Yang, Jing, Tu, Maobing, Xia, Changlei, Keller, Bryan, Huang, Yang, Sun, Fubao Fuelbio
ACS sustainable chemistry & engineering 2019 v.7 no.7 pp. 7071-7079
adsorption, cellulases, cellulose, electrostatic interactions, enzymatic hydrolysis, glycosidic linkages, hydrolysis, nuclear magnetic resonance spectroscopy, oxidation, sodium hydroxide, sorption isotherms
Cellulose oxidation plays an important role in improving enzymatic hydrolysis by making cellulose more accessible. To determine whether C1 or C6 oxidation in Fenton pretreatment can boost hydrolysis rate of cellulose, we examined the structural changes of cellulose by ¹³C NMR and correlated the C1 oxidation with the hydrolysis yield of Fenton pretreated Avicel. The sequential alkaline (NaOH) and Fenton pretreatments (AFP) significantly increased the 72 h hydrolysis yield of Avicel by 35% as compared to the control group.

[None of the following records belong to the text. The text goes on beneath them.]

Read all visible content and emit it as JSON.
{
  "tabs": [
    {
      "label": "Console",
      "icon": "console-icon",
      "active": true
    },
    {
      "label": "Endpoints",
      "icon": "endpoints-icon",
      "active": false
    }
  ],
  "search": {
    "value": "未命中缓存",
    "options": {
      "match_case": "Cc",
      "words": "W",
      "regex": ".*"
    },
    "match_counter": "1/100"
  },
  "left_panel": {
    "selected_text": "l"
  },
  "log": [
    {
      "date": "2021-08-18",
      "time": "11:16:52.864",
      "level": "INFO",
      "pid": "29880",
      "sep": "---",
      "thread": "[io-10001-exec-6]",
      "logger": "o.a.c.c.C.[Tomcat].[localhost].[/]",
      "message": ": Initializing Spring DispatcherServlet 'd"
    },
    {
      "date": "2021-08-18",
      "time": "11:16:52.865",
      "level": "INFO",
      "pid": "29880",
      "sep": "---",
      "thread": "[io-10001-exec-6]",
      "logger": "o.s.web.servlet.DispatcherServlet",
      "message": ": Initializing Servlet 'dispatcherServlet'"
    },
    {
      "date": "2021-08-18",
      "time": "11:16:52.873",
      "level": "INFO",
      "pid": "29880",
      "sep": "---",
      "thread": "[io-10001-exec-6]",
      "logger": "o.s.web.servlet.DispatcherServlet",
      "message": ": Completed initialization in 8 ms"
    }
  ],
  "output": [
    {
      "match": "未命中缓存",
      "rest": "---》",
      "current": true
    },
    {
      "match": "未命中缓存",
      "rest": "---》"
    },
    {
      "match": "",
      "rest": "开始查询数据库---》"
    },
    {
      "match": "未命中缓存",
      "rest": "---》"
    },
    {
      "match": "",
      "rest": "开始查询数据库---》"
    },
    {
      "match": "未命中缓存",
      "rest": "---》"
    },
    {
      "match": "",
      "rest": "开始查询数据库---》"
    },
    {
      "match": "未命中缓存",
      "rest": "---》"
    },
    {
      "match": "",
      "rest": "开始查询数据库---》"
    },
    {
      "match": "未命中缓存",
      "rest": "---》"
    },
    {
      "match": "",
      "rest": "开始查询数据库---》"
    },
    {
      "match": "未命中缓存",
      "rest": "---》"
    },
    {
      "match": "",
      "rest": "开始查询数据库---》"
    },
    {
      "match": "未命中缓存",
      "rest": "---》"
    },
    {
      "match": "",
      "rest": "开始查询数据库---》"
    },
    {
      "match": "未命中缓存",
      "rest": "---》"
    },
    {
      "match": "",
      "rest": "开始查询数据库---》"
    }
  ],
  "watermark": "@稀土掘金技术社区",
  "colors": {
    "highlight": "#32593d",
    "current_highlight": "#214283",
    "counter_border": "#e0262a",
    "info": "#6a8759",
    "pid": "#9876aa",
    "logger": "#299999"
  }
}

Langmuir adsorption isotherms showed that Fenton pretreatment increased the adsorption capacities (Γₘ) but decreased the affinity between cellulase enzymes and cellulose, which resulted in a higher 72 h hydrolysis yield but a lower initial hydrolysis rate. Spectra from ¹³C NMR showed that C1 and C6 oxidations of AFP-Avicel were 19.6% and 3.5%, respectively. A good correlation was observed between the 72 h hydrolysis yield and C1 oxidation. The results indicated that the C1 oxidation generated more accessible sites for cellulase enzyme hydrolysis which led to a higher 72 h hydrolysis yield. However, observations of C6 oxidization were consistent with the reduction of enzyme binding by electrostatic repulsion and a lower initial hydrolysis rate. Cleavage of glycosidic bonds and oxidation of C1 by Fenton reaction is similar to lytic polysaccharide monooxygenases (LPMOs).